And over the past decade, H Street has emerged as the city’s nexus of deaf youth culture.
“It’s all about service,” Spiecker said in sign language as his group entered the German brew pub. The bartender immediately handed out menus and waited for each person to point to their selection. Then, the bartender signed the price.
“They know what to do here,” signed Spiecker, a stocky former midfielder on Gallaudet’s soccer team, his hair recently shaved to a buzz cut.
When businesses began sprouting up on H Street, they catered to a different type of urban pioneer. Their earliest patrons in the mid-2000s were students from nearby Gallaudet, who were tired of slogging to places such as Adams Morgan, where bars had little idea of how to help them.
“They were the influx of college students that H Street needed to succeed,” said Jason Martin, a co-owner of many H Street establishments, including the Rock & Roll Hotel and Sticky Rice. For a time, “it was hard to get people over to H Street because there wasn’t much public transportation and taxicabs used to be scarce.”
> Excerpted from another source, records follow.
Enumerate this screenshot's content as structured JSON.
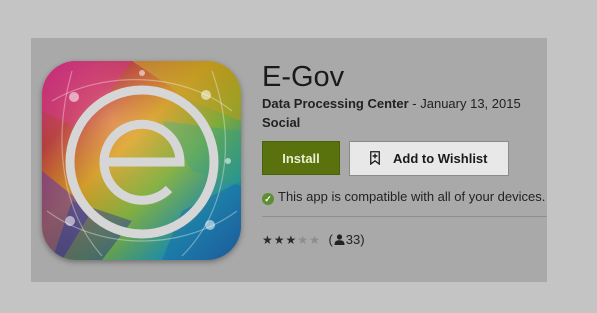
{
  "app": {
    "title": "E-Gov",
    "developer": "Data Processing Center",
    "date_separator": " - ",
    "date": "January 13, 2015",
    "category": "Social"
  },
  "buttons": {
    "install_label": "Install",
    "wishlist_label": "Add to Wishlist"
  },
  "compatibility": {
    "text": "This app is compatible with all of your devices."
  },
  "rating": {
    "stars_filled": 3,
    "stars_total": 5,
    "open_paren": "(",
    "count": "33",
    "close_paren": ")"
  },
  "icons": {
    "app_logo": "e-gov-logo-icon",
    "bookmark": "bookmark-plus-icon",
    "check": "check-circle-icon",
    "person": "person-icon",
    "star": "star-icon"
  },
  "colors": {
    "install_button": "#59720e",
    "compat_check": "#5c8f2f",
    "page_background": "#c4c4c4",
    "card_background": "#a9a9a9"
  }
}
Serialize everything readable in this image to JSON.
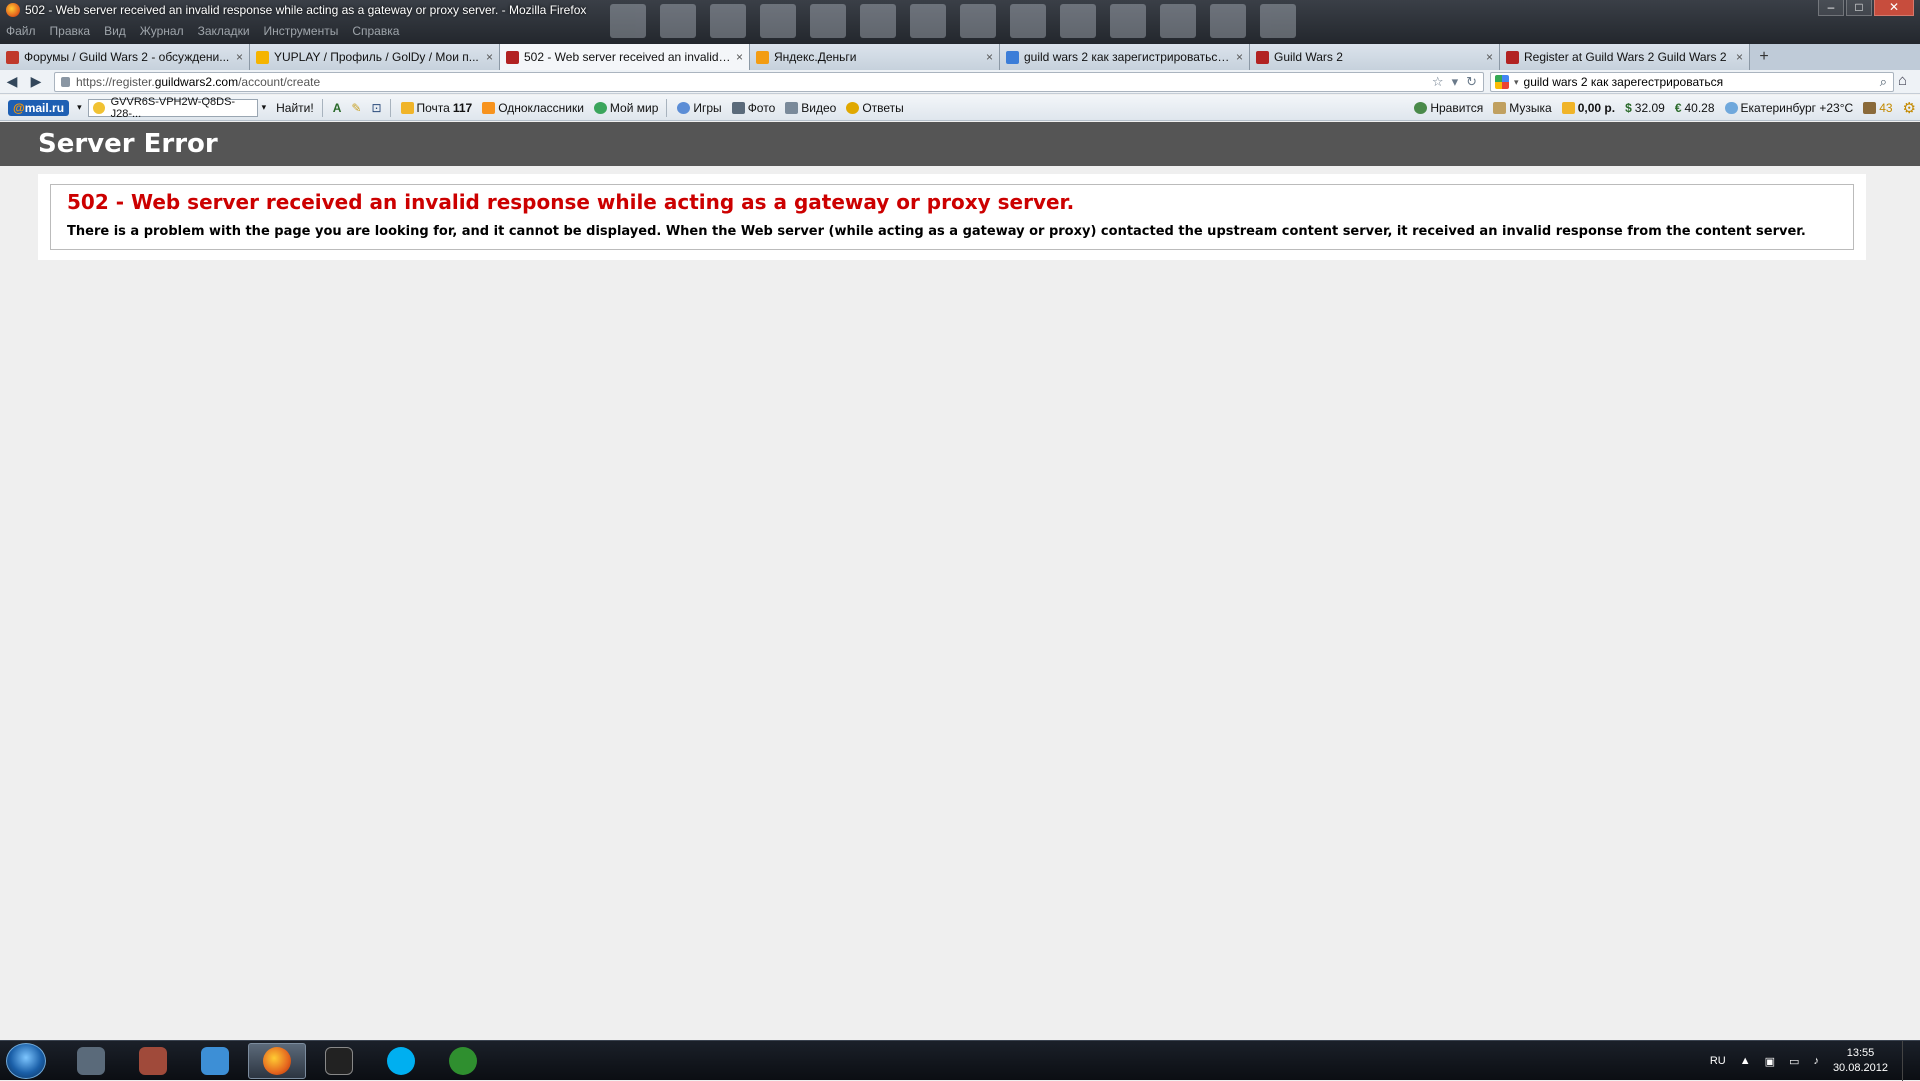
{
  "window": {
    "title": "502 - Web server received an invalid response while acting as a gateway or proxy server. - Mozilla Firefox",
    "menu": [
      "Файл",
      "Правка",
      "Вид",
      "Журнал",
      "Закладки",
      "Инструменты",
      "Справка"
    ],
    "minimize": "–",
    "maximize": "□",
    "close": "✕"
  },
  "tabs": [
    {
      "label": "Форумы / Guild Wars 2 - обсуждени...",
      "fav_color": "#c0392b"
    },
    {
      "label": "YUPLAY / Профиль / GolDy / Мои п...",
      "fav_color": "#f5b400"
    },
    {
      "label": "502 - Web server received an invalid r...",
      "fav_color": "#b22222",
      "active": true
    },
    {
      "label": "Яндекс.Деньги",
      "fav_color": "#f39c12"
    },
    {
      "label": "guild wars 2 как зарегистрироваться...",
      "fav_color": "#3b7dd8"
    },
    {
      "label": "Guild Wars 2",
      "fav_color": "#b22222"
    },
    {
      "label": "Register at Guild Wars 2 Guild Wars 2",
      "fav_color": "#b22222"
    }
  ],
  "tab_close": "×",
  "new_tab": "+",
  "nav": {
    "back": "◀",
    "forward": "▶",
    "url_prefix": "https://register.",
    "url_domain": "guildwars2.com",
    "url_path": "/account/create",
    "star": "☆",
    "reload": "↻",
    "search_value": "guild wars 2 как зарегестрироваться",
    "search_icon": "⌕",
    "home_icon": "⌂"
  },
  "mailbar": {
    "logo_at": "@",
    "logo_text": "mail.ru",
    "search_value": "GVVR6S-VPH2W-Q8DS-J28-...",
    "find": "Найти!",
    "mail_label": "Почта",
    "mail_count": "117",
    "ok": "Одноклассники",
    "myworld": "Мой мир",
    "games": "Игры",
    "photo": "Фото",
    "video": "Видео",
    "answers": "Ответы",
    "like": "Нравится",
    "music": "Музыка",
    "money": "0,00 р.",
    "usd": "32.09",
    "eur": "40.28",
    "weather": "Екатеринбург +23°C",
    "notif": "43"
  },
  "page": {
    "header": "Server Error",
    "error_title": "502 - Web server received an invalid response while acting as a gateway or proxy server.",
    "error_text": "There is a problem with the page you are looking for, and it cannot be displayed. When the Web server (while acting as a gateway or proxy) contacted the upstream content server, it received an invalid response from the content server."
  },
  "taskbar": {
    "lang": "RU",
    "time": "13:55",
    "date": "30.08.2012",
    "apps": [
      {
        "name": "media-app",
        "color": "#5a6a7a"
      },
      {
        "name": "archive-app",
        "color": "#a04a3a"
      },
      {
        "name": "music-app",
        "color": "#3d8fd6"
      },
      {
        "name": "firefox-app",
        "color": "#e5671f",
        "active": true
      },
      {
        "name": "pw-app",
        "color": "#222222"
      },
      {
        "name": "skype-app",
        "color": "#00aff0"
      },
      {
        "name": "utorrent-app",
        "color": "#2f8f2f"
      }
    ]
  }
}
The Gallaudet students, he said, really helped.
Now, deaf waiters work at restaurants. People of all ages walk up and down the street using American Sign Language, or ASL. Bartenders know the sign for Jagermeister.
The simple accommodations fostered a sense of belonging for the deaf community on a street that was evolving from chicken-wing shops and shuttered funeral parlors to $12 cocktails and indoor mini-golf.
A selling point
Like many redeveloping communities, H Street has struggled to balance the desires of older, black residents and its burgeoning young, white population. The deaf culture of the street adds a deaf-hearing element to this familiar tension, though progress is evident.
But for all of the area’s success, some can’t help but wonder what will happen to the deaf-friendly atmosphere as the area becomes even more popular.
“I’m hanging out there less and less,” Spiecker said. “It’s becoming too expensive.”
Still, Spiecker and his friends welcome the changing street that first welcomed them.
They started their evening at Biergarten Haus for several reasons: There was good lighting, so it was easier to sign to one another. The tables were long, so conversations could be carried across the room. The beer was cheap. (And none of them could hear the polka music that played incessantly.)
Hearing customers largely left them alone, though they drew a number of stares — and not necessarily because they were deaf. Mostly athletes and sorority members, they were distractingly attractive.
As Tenja Smith, 21, and her friend conversed in sign language about when — or if — D.C.’s streetcar will ever start running, they caught the attention of a couple of guys on the other side of the bar. The men started walking toward them, noticed the signing and then stopped, concluding their pickup attempts might be futile.